- [Work instruction]
Within the entries below, find every line that has the string "modifica", then copy it.

- [Data records]

-------------------------

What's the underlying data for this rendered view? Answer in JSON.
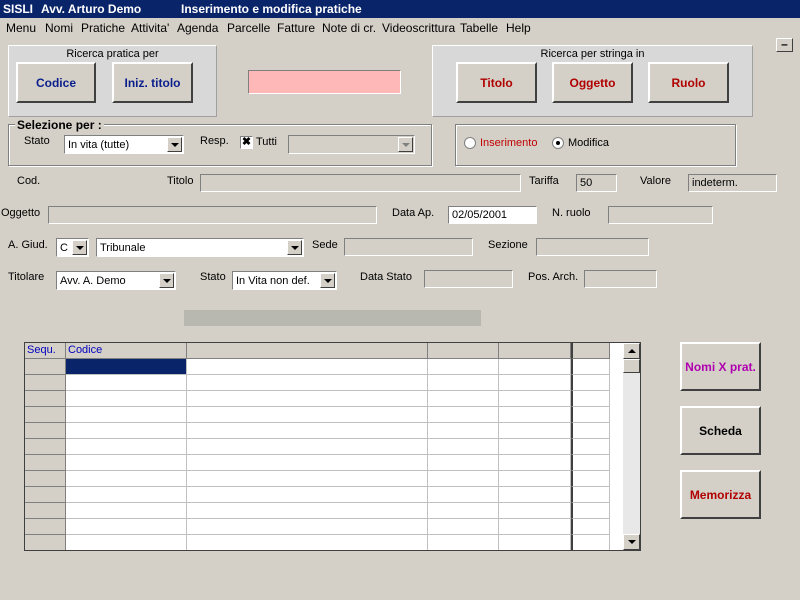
{
  "titlebar": {
    "app": "SISLI",
    "user": "Avv.  Arturo Demo",
    "window": "Inserimento e modifica pratiche"
  },
  "menu": [
    "Menu",
    "Nomi",
    "Pratiche",
    "Attivita'",
    "Agenda",
    "Parcelle",
    "Fatture",
    "Note di cr.",
    "Videoscrittura",
    "Tabelle",
    "Help"
  ],
  "minimize_label": "–",
  "ricerca_pratica": {
    "title": "Ricerca pratica per",
    "codice": "Codice",
    "iniz_titolo": "Iniz. titolo"
  },
  "search_value": "",
  "ricerca_stringa": {
    "title": "Ricerca per stringa in",
    "titolo": "Titolo",
    "oggetto": "Oggetto",
    "ruolo": "Ruolo"
  },
  "selezione": {
    "title": "Selezione per :",
    "stato_label": "Stato",
    "stato_value": "In vita (tutte)",
    "resp_label": "Resp.",
    "tutti_label": "Tutti",
    "tutti_mark": "✖",
    "resp_value": ""
  },
  "mode": {
    "inserimento": "Inserimento",
    "modifica": "Modifica",
    "selected": "modifica"
  },
  "form": {
    "cod_label": "Cod.",
    "titolo_label": "Titolo",
    "tariffa_label": "Tariffa",
    "tariffa_value": "50",
    "valore_label": "Valore",
    "valore_value": "indeterm.",
    "oggetto_label": "Oggetto",
    "data_ap_label": "Data Ap.",
    "data_ap_value": "02/05/2001",
    "n_ruolo_label": "N.  ruolo",
    "a_giud_label": "A. Giud.",
    "a_giud_code": "C",
    "a_giud_value": "Tribunale",
    "sede_label": "Sede",
    "sezione_label": "Sezione",
    "titolare_label": "Titolare",
    "titolare_value": "Avv. A. Demo",
    "stato_label": "Stato",
    "stato_value": "In Vita non def.",
    "data_stato_label": "Data  Stato",
    "pos_arch_label": "Pos. Arch."
  },
  "grid": {
    "headers": [
      "Sequ.",
      "Codice",
      "",
      "",
      "",
      ""
    ]
  },
  "side_buttons": {
    "nomi": "Nomi X prat.",
    "scheda": "Scheda",
    "memorizza": "Memorizza"
  },
  "colors": {
    "titlebar": "#0a246a",
    "pink_input": "#ffb8b8",
    "selection": "#0a246a"
  }
}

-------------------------

- [Solution to this problem]
    "window": "Inserimento e modifica pratiche"
    "modifica": "Modifica",
    "selected": "modifica"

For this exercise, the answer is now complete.